• Work request: Exactly as written, output each of the entries below.

• Source data:
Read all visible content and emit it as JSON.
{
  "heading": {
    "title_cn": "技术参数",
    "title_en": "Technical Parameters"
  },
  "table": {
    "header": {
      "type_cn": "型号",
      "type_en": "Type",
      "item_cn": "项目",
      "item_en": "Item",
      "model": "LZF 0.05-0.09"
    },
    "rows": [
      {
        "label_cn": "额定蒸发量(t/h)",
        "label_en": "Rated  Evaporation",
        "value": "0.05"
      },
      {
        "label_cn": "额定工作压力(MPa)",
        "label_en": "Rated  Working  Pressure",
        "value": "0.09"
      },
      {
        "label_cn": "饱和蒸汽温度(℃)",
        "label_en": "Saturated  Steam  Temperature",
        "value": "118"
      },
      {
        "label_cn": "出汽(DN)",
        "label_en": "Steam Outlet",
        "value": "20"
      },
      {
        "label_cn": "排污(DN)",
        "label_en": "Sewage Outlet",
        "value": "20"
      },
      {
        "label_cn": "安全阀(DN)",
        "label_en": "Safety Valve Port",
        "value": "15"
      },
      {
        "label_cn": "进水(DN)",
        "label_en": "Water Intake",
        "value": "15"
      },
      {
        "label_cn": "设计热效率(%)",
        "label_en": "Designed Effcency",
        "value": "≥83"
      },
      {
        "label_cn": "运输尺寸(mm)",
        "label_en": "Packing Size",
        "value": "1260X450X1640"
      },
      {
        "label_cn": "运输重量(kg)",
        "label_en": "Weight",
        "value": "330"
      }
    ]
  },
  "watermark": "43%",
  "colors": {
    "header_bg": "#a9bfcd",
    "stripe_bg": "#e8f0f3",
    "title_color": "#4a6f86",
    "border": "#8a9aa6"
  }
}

• The answer:
Read all visible content and emit it as JSON.
{
  "heading": {
    "title_cn": "技术参数",
    "title_en": "Technical Parameters"
  },
  "table": {
    "header": {
      "type_cn": "型号",
      "type_en": "Type",
      "item_cn": "项目",
      "item_en": "Item",
      "model": "LZF 0.05-0.09"
    },
    "rows": [
      {
        "label_cn": "额定蒸发量(t/h)",
        "label_en": "Rated  Evaporation",
        "value": "0.05"
      },
      {
        "label_cn": "额定工作压力(MPa)",
        "label_en": "Rated  Working  Pressure",
        "value": "0.09"
      },
      {
        "label_cn": "饱和蒸汽温度(℃)",
        "label_en": "Saturated  Steam  Temperature",
        "value": "118"
      },
      {
        "label_cn": "出汽(DN)",
        "label_en": "Steam Outlet",
        "value": "20"
      },
      {
        "label_cn": "排污(DN)",
        "label_en": "Sewage Outlet",
        "value": "20"
      },
      {
        "label_cn": "安全阀(DN)",
        "label_en": "Safety Valve Port",
        "value": "15"
      },
      {
        "label_cn": "进水(DN)",
        "label_en": "Water Intake",
        "value": "15"
      },
      {
        "label_cn": "设计热效率(%)",
        "label_en": "Designed Effcency",
        "value": "≥83"
      },
      {
        "label_cn": "运输尺寸(mm)",
        "label_en": "Packing Size",
        "value": "1260X450X1640"
      },
      {
        "label_cn": "运输重量(kg)",
        "label_en": "Weight",
        "value": "330"
      }
    ]
  },
  "watermark": "43%",
  "colors": {
    "header_bg": "#a9bfcd",
    "stripe_bg": "#e8f0f3",
    "title_color": "#4a6f86",
    "border": "#8a9aa6"
  }
}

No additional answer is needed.